This is where a strong marketing strategy will come into play, utilizing communication strategies to run effective campaigns that will drive both awareness and sales.
Reward customer loyalty.
A loyalty programme is an excellent addition to a comprehensive brand strategy. While making your brand attractive and emotionally appealing to customers is important throughout your business’s journey, ensuring the retention of customers already captured should not be overlooked. This clientele ultimately holds the key to your long-term success and further business development.
Reward customers for repeated purchases, referring additional clients or following specific calls to action either online or in-store. Ensure that these rewards are delivered in a seamless manner, enhance customer experience, boost satisfaction and benefit external brand perception.
Your loyalty scheme should incorporate the same purpose as your brand’s core and offer value while keeping its visual branding and communication consistent with your already-established identity.
Introduce brand advocacy to your employees and customers.
Advocacy is the promotion of a brand and its message by internal or external stakeholders to their network of contacts. Advocacy supports a company’s growth and dramatically influences its perception to potential customers. Employees, management and consumers can all be brand ambassadors, utilising online tools to effectively share the necessary messaging in today’s digitally connected world.
This ‘word-of-mouth’ marketing is incredibly valuable in supporting your corporate communication and marketing strategy. Reports show that the opinion of consumers or employees regarding a brand are considered more authentic and reliable than communications from the brand directly. For instance, an average employee advocate is 2x more trusted than a company CEO, while just 33% of consumers trust brands compared to 90% trusting recommendations from people they know, according to research from Smarp.
To inspire advocacy among your employees, set up an internal initiative to allow them to share content related to your brand online across social media networks. You can even incentivise your workforce by adding gamification elements to this programme and rewarding the most active or most effective advocates.

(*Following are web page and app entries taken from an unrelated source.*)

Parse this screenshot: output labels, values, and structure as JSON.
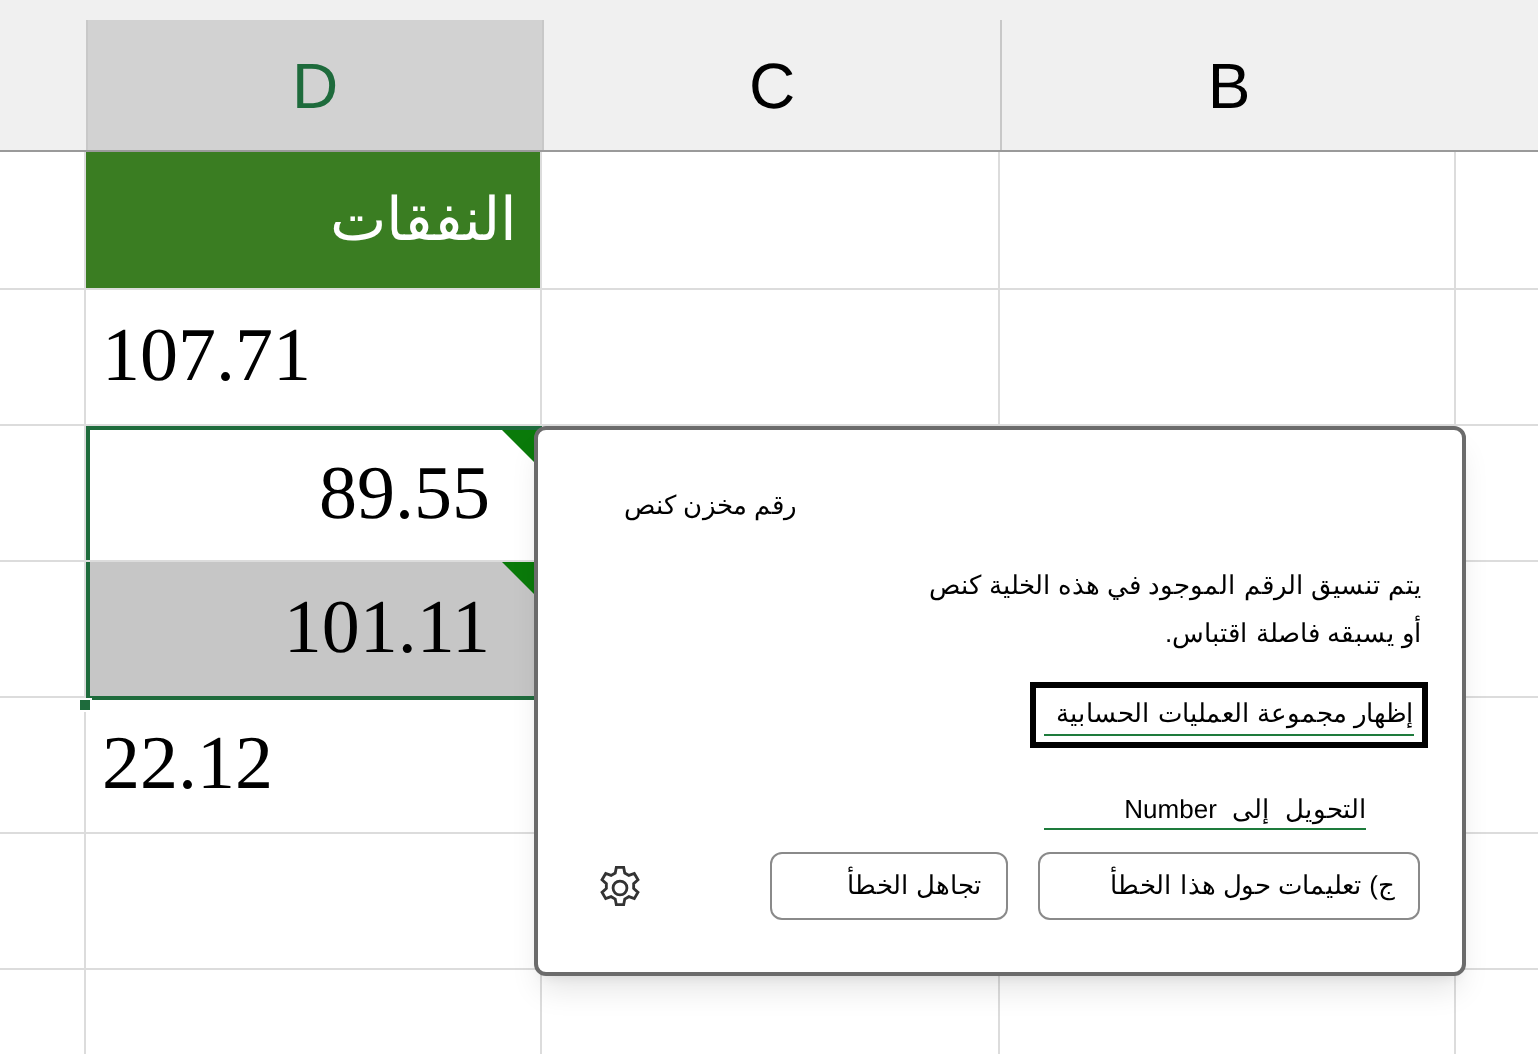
{
  "columns": [
    {
      "label": "B",
      "selected": false
    },
    {
      "label": "C",
      "selected": false
    },
    {
      "label": "D",
      "selected": true
    }
  ],
  "cells": [
    {
      "text": "النفقات",
      "kind": "header",
      "error": false,
      "in_selection": false,
      "selected": false
    },
    {
      "text": "107.71",
      "kind": "number",
      "error": false,
      "in_selection": false,
      "selected": false
    },
    {
      "text": "89.55",
      "kind": "number",
      "error": true,
      "in_selection": true,
      "selected": false
    },
    {
      "text": "101.11",
      "kind": "number",
      "error": true,
      "in_selection": true,
      "selected": true
    },
    {
      "text": "22.12",
      "kind": "number",
      "error": false,
      "in_selection": false,
      "selected": false
    }
  ],
  "popup": {
    "title": "رقم مخزن كنص",
    "message_lines": [
      "يتم تنسيق الرقم الموجود في هذه الخلية كنص",
      "أو يسبقه فاصلة اقتباس."
    ],
    "actions": [
      {
        "label": "إظهار مجموعة العمليات الحسابية",
        "focused": true
      },
      {
        "label": "التحويل إلى Number",
        "focused": false
      }
    ],
    "buttons": [
      "ج) تعليمات حول هذا الخطأ",
      "تجاهل الخطأ"
    ]
  }
}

Similarly, existing and loyal customers can be incentivised to share testimonials, opinions and content around your brand either via a loyalty scheme feature, or marketing promotions and competitions. This may take less persuasion than you think, as 41% of consumers that trust a company will share positive opinions of that company online, the Edelman Trust Barometer reports.
Continue to evaluate and adapt your strategy.
Yes, consistency is important to the ongoing success of a brand’s strategy. However, don’t let this stand in the way of managing necessary change. With international and local markets constantly evolving, adaptations to your image and implementation strategy will be both inevitable and essential to continue driving growth and competitive displacement in a developing landscape.
Start by monitoring industry trends. Watch what your competitors are doing to take advantage of these, and evaluate whether your current strategy is adequately capturing the new opportunities created by recent changes. Stay up to date on new tools, platforms and processes which could support your ongoing activities or optimize their effectiveness. Tailor your messaging to meet customers’ evolving needs and meeting changing expectations.
With such a significant task at hand, take your time to define your brand, its purpose, and build a comprehensive brand strategy around this. Compiling and implementing your company’s imagery and messaging will require careful consideration and ongoing commitment, with additional support needed from both customers and employees. Remember that this process will heavily impact your business moving forward, so invest the time in consistently monitoring its effectiveness, your brand’s external perception and evaluating potential development opportunities.